As Robert Mugabe finally resigned his position as the president of Zimbabwe, after ruling the country for 37 years, NAIJ.com in this report takes you through some pictorial highlight of his career.
The BBC had earlier reported about Mugabe's long career in pictures.
1. Robert Gabriel Mugabe was educated at a mission school and went on to train as teacher, graduating from Fort Hare university where Nelson Mandela studied. In 1958, he went to work in Ghana
2. There he met Sally Hafron whom he married in 1961. She was actually more political than him before he was recruited by black nationalists. He was later imprisoned by the Rhodesian government, but was not allowed to attend the funeral of his son.
3. After his release from jail in 1974, he came to prominence as one of the leaders of a guerrilla war against white-minority rule, along with Joshua Nkomo (left).
4. They agreed to disarm at peace talks hosted by the British. They formed the patriotic front - and to the surprise of Western observers won elections held in February 1980 by a landslide
5. Robert Mugabe had arrived in the country only six weeks before the election, after spending 10 years in exile. He became prime minister, forming an inclusive government.
6. During his first years in office, he was feted by leaders across the world, including Cuba's Fidel Castro, who visited the country in 1986
7. He also had a close relationship with UK Prime Minister Margaret Thatcher - and initially pursued a policy of reconciliation with his white former enemies, letting them keep their economic wealth.
8. He married his typist Grace Marufu, with whom he already had two children, in 1996 a few years after his first wife died. The 1990s also saw the country's intervention in the war in the Democratic Republic of Congo, which proved costly to the economy.
9. When Tony Blair's UK government pulled out of talks to fund a controversial land reforms in 1997 and after Mr Mugabe lost a referendum on a new constitution three years later, pro-Mugabe militias began to invade white-owned farms.
10. It was around this time that Mr Mugabe abandoned his Savile Row and safari suits in favour of brightly coloured attire emblazoned with his face when he was on the campaign trail
11. It became a cult of personality, and big celebrations were organised by the ruling Zanu-PF party each year to mark his birthday.
12. These included extravagant cakes. This one reflects how many Africans regarded him as a hero.
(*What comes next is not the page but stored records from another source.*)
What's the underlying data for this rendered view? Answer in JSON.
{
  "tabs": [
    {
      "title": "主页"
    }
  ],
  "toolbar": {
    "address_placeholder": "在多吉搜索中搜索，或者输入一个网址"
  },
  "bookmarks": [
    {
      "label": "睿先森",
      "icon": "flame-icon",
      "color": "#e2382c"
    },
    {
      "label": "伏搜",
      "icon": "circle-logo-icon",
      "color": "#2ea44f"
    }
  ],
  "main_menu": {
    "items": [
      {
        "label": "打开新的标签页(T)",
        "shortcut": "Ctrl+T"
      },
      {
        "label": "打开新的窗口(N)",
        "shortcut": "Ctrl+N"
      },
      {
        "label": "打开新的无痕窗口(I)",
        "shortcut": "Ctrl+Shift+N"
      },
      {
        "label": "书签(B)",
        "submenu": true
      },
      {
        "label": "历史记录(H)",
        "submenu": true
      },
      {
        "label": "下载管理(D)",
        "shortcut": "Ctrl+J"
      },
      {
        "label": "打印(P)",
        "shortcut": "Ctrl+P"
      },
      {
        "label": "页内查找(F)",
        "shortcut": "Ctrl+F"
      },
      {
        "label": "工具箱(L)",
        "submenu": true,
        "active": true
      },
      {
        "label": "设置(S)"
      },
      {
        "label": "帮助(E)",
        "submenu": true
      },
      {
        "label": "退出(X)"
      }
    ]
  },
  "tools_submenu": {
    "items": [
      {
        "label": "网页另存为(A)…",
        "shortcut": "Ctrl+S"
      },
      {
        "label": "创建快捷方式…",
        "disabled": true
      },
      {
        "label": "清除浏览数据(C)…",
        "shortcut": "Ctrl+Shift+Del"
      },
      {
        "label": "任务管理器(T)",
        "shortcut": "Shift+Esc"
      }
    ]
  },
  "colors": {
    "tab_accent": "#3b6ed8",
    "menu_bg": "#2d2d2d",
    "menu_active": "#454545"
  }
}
13. However, his popularity, especially in urban areas, steadily declined at home - and he lost for the first round of the presidential election in 2008, winning the run-off after the opposition MDC withdrew, citing violence
14. Sanctions imposed by the US and EU prompted Mugabe to turn to China for investment. He used to travel to Asia for medical treatment - his daughter Bona (C) studied in Hong Kong and Singapore
15. His Zanu-PF party won elections in 2013, after four years of a power-sharing government, on a platform of indigenisation - a policy of ceding economic control to black Zimbabweans. Crippling cash shortages led to protests in 2016.
16. However, the security forces always stood by Mr Mugabe - until his wife's ambition for power proved too much for them to stomach and they launched a takeover on 15 November 2017
17. They were anxious that it not look like a coup, and Mr Mugabe carried on with some of his duties - though his age showed as he appeared to doze during a graduation ceremony.
18. But after a mass demonstration and amid impeachment proceedings, the 93-year-old leader bowed to pressure. He resigned after 37 years in power - prompting wild celebrations.
PAY ATTENTION: Read the news on Nigeria’s #1 news app
Meanwhile, NAIJ.com had earlier reported that Emmerson Mnangagwa, a former Zimbabwean vice president, who was sacked by Robert Mugabe, would be sworn in Wednesday or Thursday.
Who is Nigeria's greatest president ever? - on NAIJ.com TV: